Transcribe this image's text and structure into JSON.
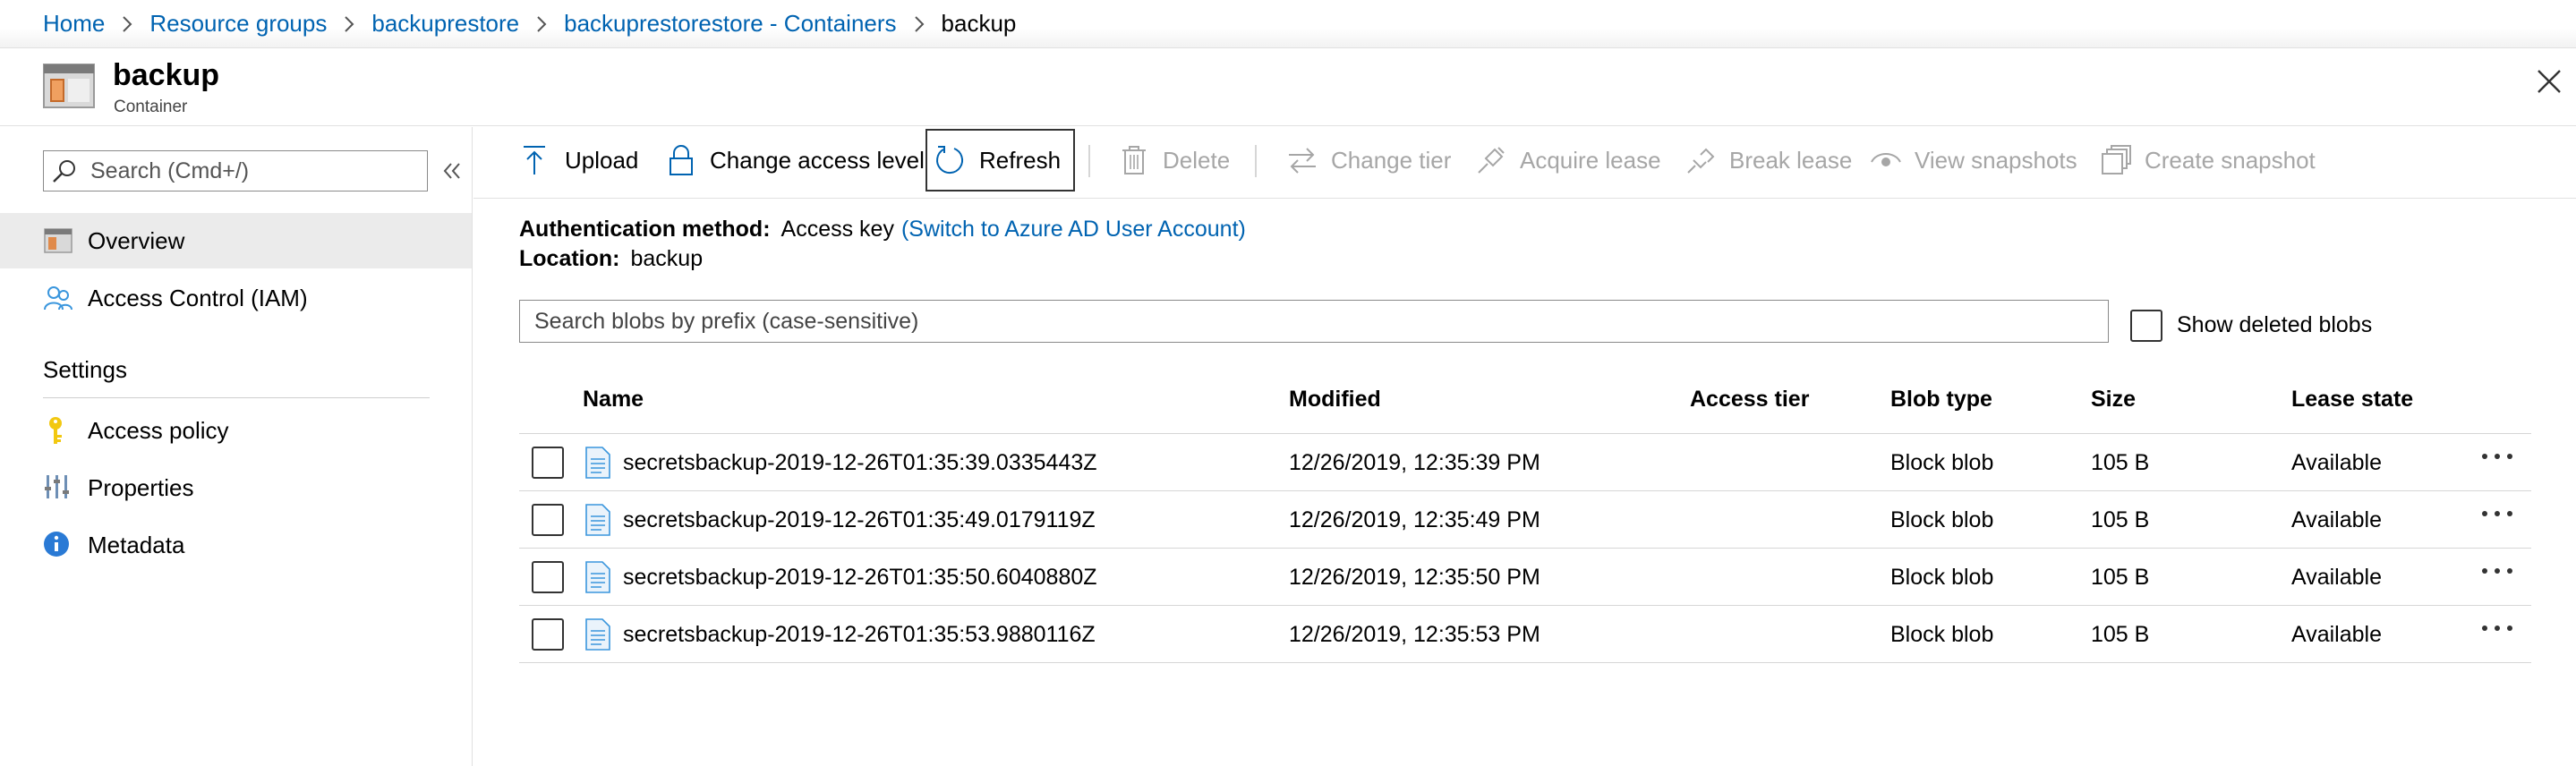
{
  "breadcrumb": [
    {
      "label": "Home"
    },
    {
      "label": "Resource groups"
    },
    {
      "label": "backuprestore"
    },
    {
      "label": "backuprestorestore - Containers"
    },
    {
      "label": "backup"
    }
  ],
  "header": {
    "title": "backup",
    "subtitle": "Container"
  },
  "sidebar": {
    "search_placeholder": "Search (Cmd+/)",
    "items": [
      {
        "label": "Overview",
        "icon": "container-icon",
        "active": true
      },
      {
        "label": "Access Control (IAM)",
        "icon": "people-icon"
      }
    ],
    "settings_heading": "Settings",
    "settings_items": [
      {
        "label": "Access policy",
        "icon": "key-icon"
      },
      {
        "label": "Properties",
        "icon": "properties-icon"
      },
      {
        "label": "Metadata",
        "icon": "info-icon"
      }
    ]
  },
  "toolbar": {
    "upload": "Upload",
    "change_access": "Change access level",
    "refresh": "Refresh",
    "delete": "Delete",
    "change_tier": "Change tier",
    "acquire_lease": "Acquire lease",
    "break_lease": "Break lease",
    "view_snapshots": "View snapshots",
    "create_snapshot": "Create snapshot"
  },
  "info": {
    "auth_label": "Authentication method:",
    "auth_value": "Access key",
    "auth_link": "(Switch to Azure AD User Account)",
    "location_label": "Location:",
    "location_value": "backup"
  },
  "blob_search": {
    "placeholder": "Search blobs by prefix (case-sensitive)"
  },
  "show_deleted_label": "Show deleted blobs",
  "table": {
    "columns": [
      "Name",
      "Modified",
      "Access tier",
      "Blob type",
      "Size",
      "Lease state"
    ],
    "rows": [
      {
        "name": "secretsbackup-2019-12-26T01:35:39.0335443Z",
        "modified": "12/26/2019, 12:35:39 PM",
        "access_tier": "",
        "blob_type": "Block blob",
        "size": "105 B",
        "lease_state": "Available"
      },
      {
        "name": "secretsbackup-2019-12-26T01:35:49.0179119Z",
        "modified": "12/26/2019, 12:35:49 PM",
        "access_tier": "",
        "blob_type": "Block blob",
        "size": "105 B",
        "lease_state": "Available"
      },
      {
        "name": "secretsbackup-2019-12-26T01:35:50.6040880Z",
        "modified": "12/26/2019, 12:35:50 PM",
        "access_tier": "",
        "blob_type": "Block blob",
        "size": "105 B",
        "lease_state": "Available"
      },
      {
        "name": "secretsbackup-2019-12-26T01:35:53.9880116Z",
        "modified": "12/26/2019, 12:35:53 PM",
        "access_tier": "",
        "blob_type": "Block blob",
        "size": "105 B",
        "lease_state": "Available"
      }
    ]
  },
  "colors": {
    "link": "#0063b1",
    "disabled": "#a6a6a6",
    "active_bg": "#ebebeb"
  }
}
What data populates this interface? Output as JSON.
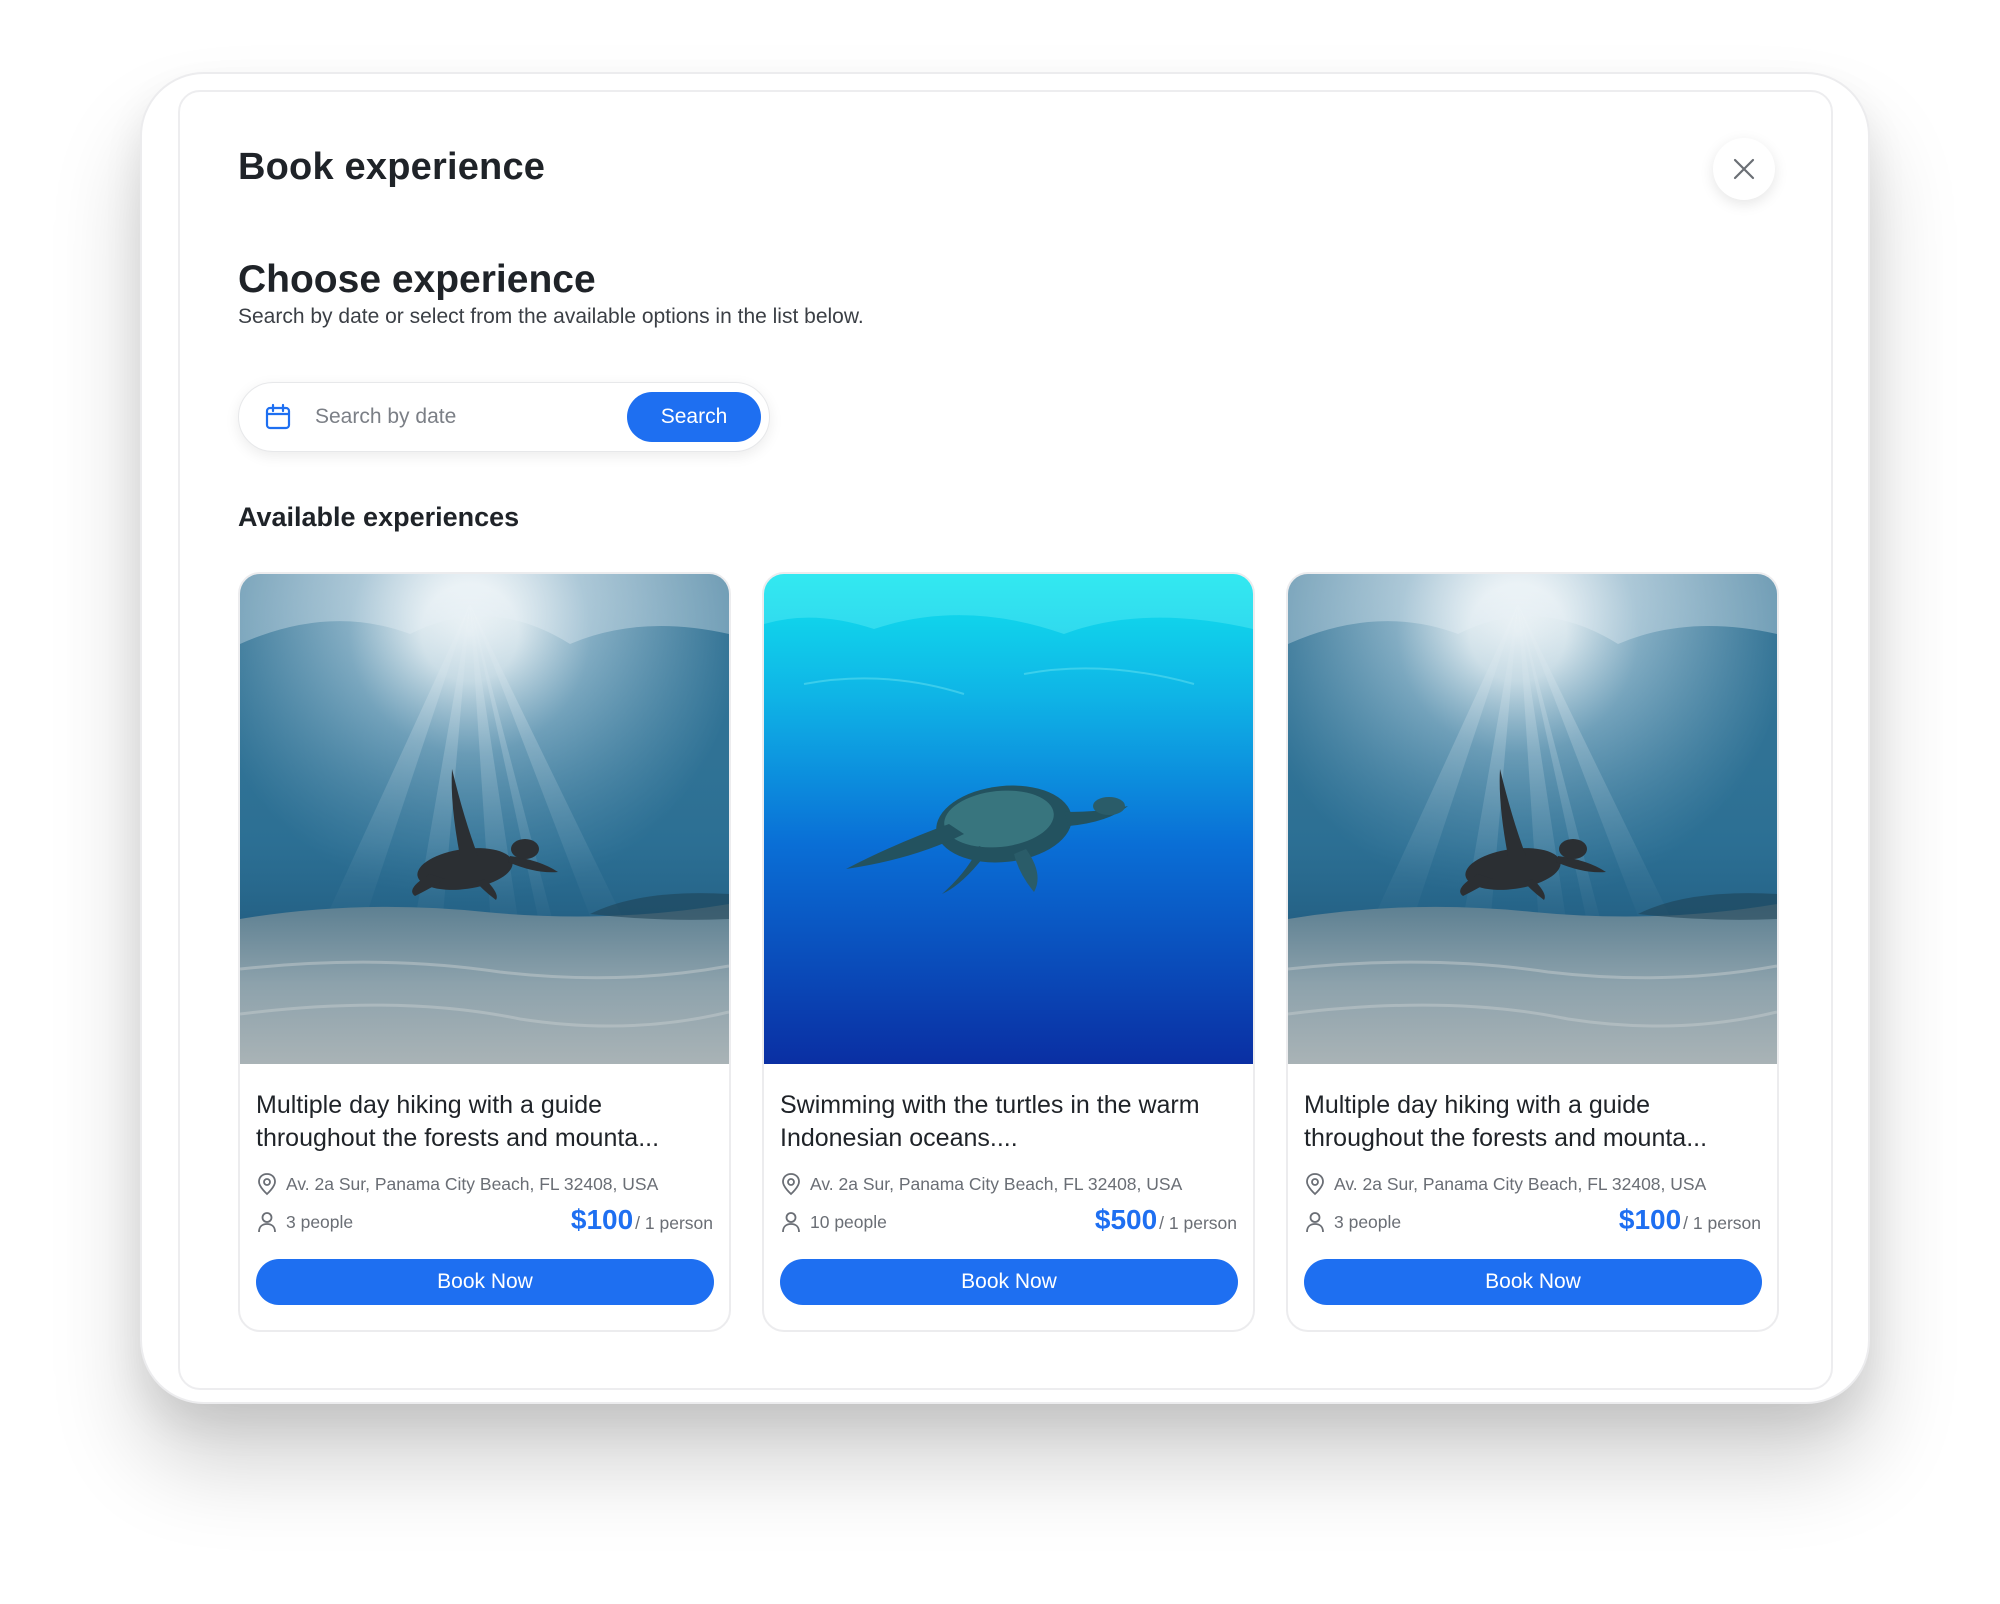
{
  "modal": {
    "title": "Book experience",
    "close_icon": "close-icon"
  },
  "section": {
    "title": "Choose experience",
    "subtitle": "Search by date or select from the available options in the list below."
  },
  "search": {
    "icon": "calendar-icon",
    "placeholder": "Search by date",
    "value": "",
    "button_label": "Search"
  },
  "list": {
    "title": "Available experiences"
  },
  "cards": [
    {
      "image": "sea-turtle-sunlit-seabed-photo",
      "title": "Multiple day hiking with a guide throughout the forests and mounta...",
      "address": "Av. 2a Sur, Panama City Beach, FL 32408, USA",
      "people": "3 people",
      "price": "$100",
      "price_unit": "/ 1 person",
      "button_label": "Book Now"
    },
    {
      "image": "sea-turtle-deep-blue-photo",
      "title": "Swimming with the turtles in the warm Indonesian oceans....",
      "address": "Av. 2a Sur, Panama City Beach, FL 32408, USA",
      "people": "10 people",
      "price": "$500",
      "price_unit": "/ 1 person",
      "button_label": "Book Now"
    },
    {
      "image": "sea-turtle-sunlit-seabed-photo",
      "title": "Multiple day hiking with a guide throughout the forests and mounta...",
      "address": "Av. 2a Sur, Panama City Beach, FL 32408, USA",
      "people": "3 people",
      "price": "$100",
      "price_unit": "/ 1 person",
      "button_label": "Book Now"
    }
  ],
  "colors": {
    "accent": "#1e6ff1",
    "text_primary": "#1f2328",
    "text_secondary": "#6a6e75"
  }
}
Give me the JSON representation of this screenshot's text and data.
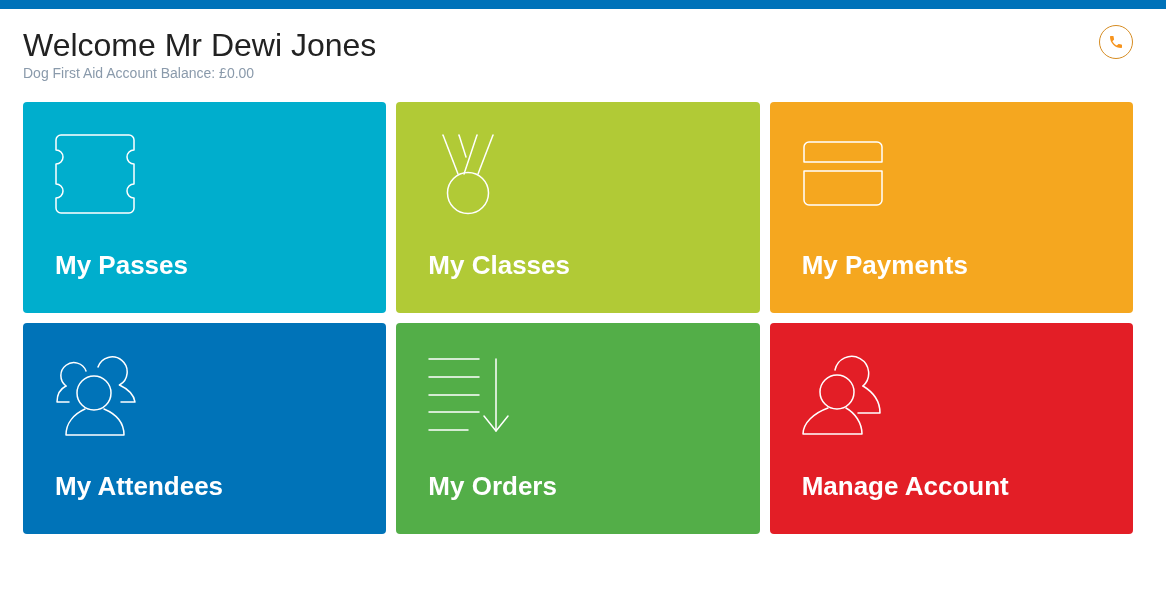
{
  "header": {
    "title": "Welcome Mr Dewi Jones",
    "subtitle": "Dog First Aid Account Balance: £0.00"
  },
  "tiles": [
    {
      "label": "My Passes",
      "color": "#00aecd"
    },
    {
      "label": "My Classes",
      "color": "#b1ca36"
    },
    {
      "label": "My Payments",
      "color": "#f5a71f"
    },
    {
      "label": "My Attendees",
      "color": "#0073b8"
    },
    {
      "label": "My Orders",
      "color": "#53ae48"
    },
    {
      "label": "Manage Account",
      "color": "#e31e26"
    }
  ]
}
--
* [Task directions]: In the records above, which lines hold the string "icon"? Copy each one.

* [Your solution]:
        "icon": "container-icon",
        "icon": "people-icon"
        "icon": "key-icon"
        "icon": "properties-icon"
        "icon": "info-icon"
    "close_icon": "close-icon"
    "icon": "calendar-icon",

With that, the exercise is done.